Mr. Butts repeatedly maintained that efforts to persuade her to consider another opinion were about saving the 9,000 jobs the government says are on the line if SNC-Lavalin is slapped with a conviction.
“Does asking for external advice constitute political interference? By any reasonable definition of the term, it does not,” Mr. Butts said, responding to a question from Liberal MP Colin Fraser (West Nova, N.S).
In outlining his defence, Mr. Butts offered a rare glimpse into the political considerations at play behind cabinet shuffles, saying they tried, for about two weeks, to dissuade Scott Brison, the former Treasury Board president, from resigning, because the government was concerned about losing a valued minister from Atlantic Canada.

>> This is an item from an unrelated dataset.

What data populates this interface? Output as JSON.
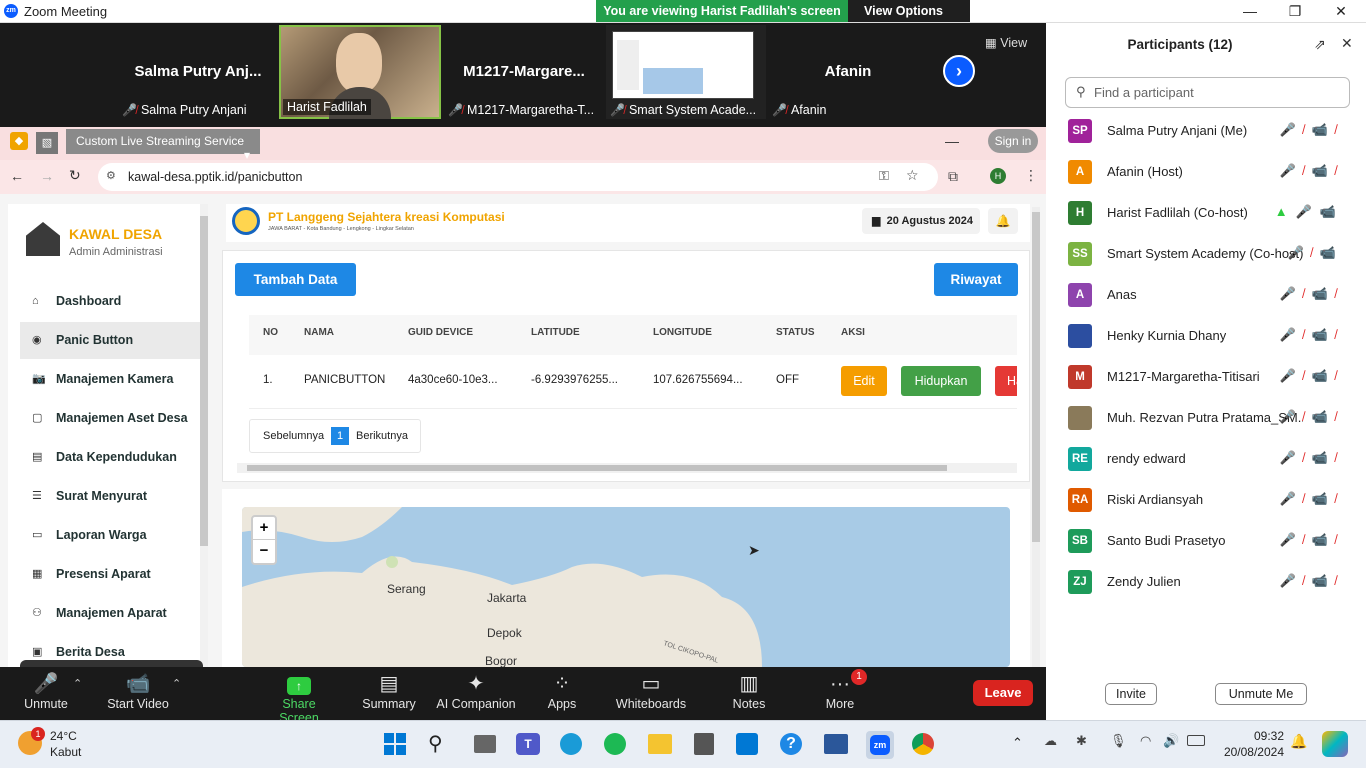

When it was clear Mr. Brison would be stepping down, Mr. Butts said they had a “simple plan” for the now-infamous shuffle: then-Indigenous services minister Jane Philpott would replace Mr. Brison, Ms. Wilson-Raybould would fill Ms. Philpott’s post, and David Lametti (LaSalle-Émard-Verdun, Que.) would take over the justice file.
Mr. Butts said it was Ms. Philpott who initially broached concerns that Ms. Wilson-Raybould was being shuffled to a new role because of her refusal to enter into a remediation agreement.

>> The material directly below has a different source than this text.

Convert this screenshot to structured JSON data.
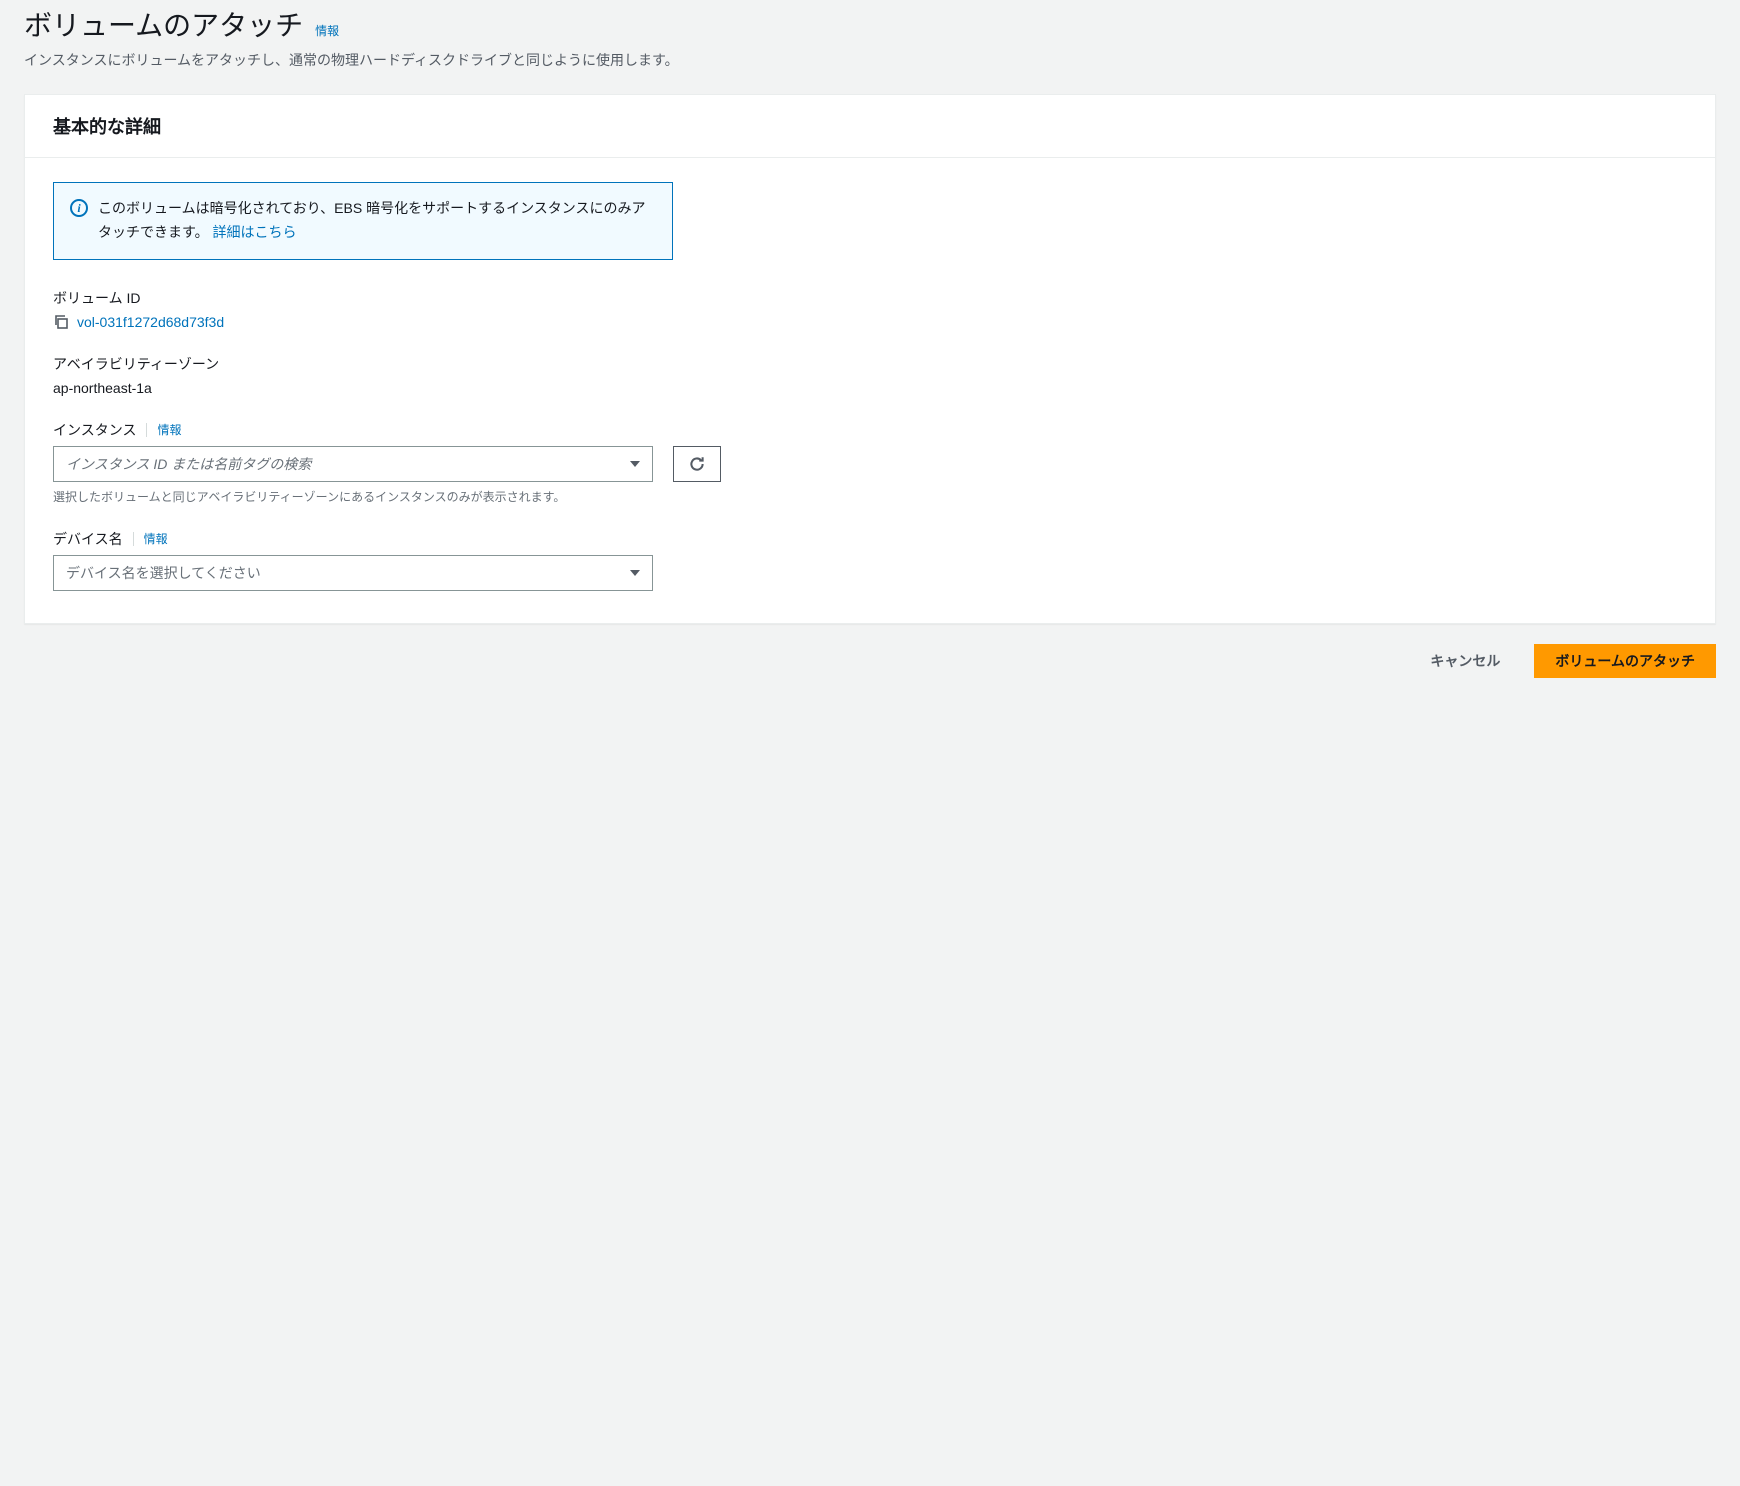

Ms. Wilson-Raybould declined the Indigenous services post, he said, because serving as justice minister was her “dream job” and that she could not assume responsibility for programs that flow from the Indian Act, which she had spent her life “opposing.”
Such a move would be unprecedented, Mr. Butts said, adding that he advised the prime minister that he could not allow a minister to “veto” a shuffle in refusing to move: “My advice was that the prime minister should not set the precedent that a cabinet minister could refuse a new position, and effectively remain in one position for the life of the government.”
His statement echoes Mr. Trudeau’s assertions that, if Mr. Brison hadn’t resigned, Ms. Wilson-Raybould would still be justice minister. She ultimately accepted a position as veterans affairs, a post widely concerned to be a demotion.
Conservative MP Lisa Raitt (Milton, Ont.), speaking to reporters following Mr. Butts’ testimony, said his implication that this was case of “sour grapes” isn’t a “cogent” defence, because she chose to stay on. Ms. Wilson-Raybould later resigned, saying she did not have confidence to sit around the cabinet table anymore.
In his resignation letter last month, Mr. Butts “categorically” denied the allegations that there was improper political interference in the case against SNC-Lavalin. He quit his post in a bid to defend his reputation, though at the time Ms. Wilson-Raybould had yet to single him out as one of the 10 individuals involved in the campaign urging her to grant SNC a remediation agreement.
A close personal friend of the prime minister, Mr. Butts told the committee his decision to resign was out of consideration for Mr. Trudeau: “If I stayed on, his actions or inactions toward me could have been used to accuse him of playing favourites.”
The committee is expected to hear from Privy Council Clerk Michael Wernick and deputy minister of justice Nathalie Drouin in the afternoon.
The Hill Times
Enter your email address to
register a free account.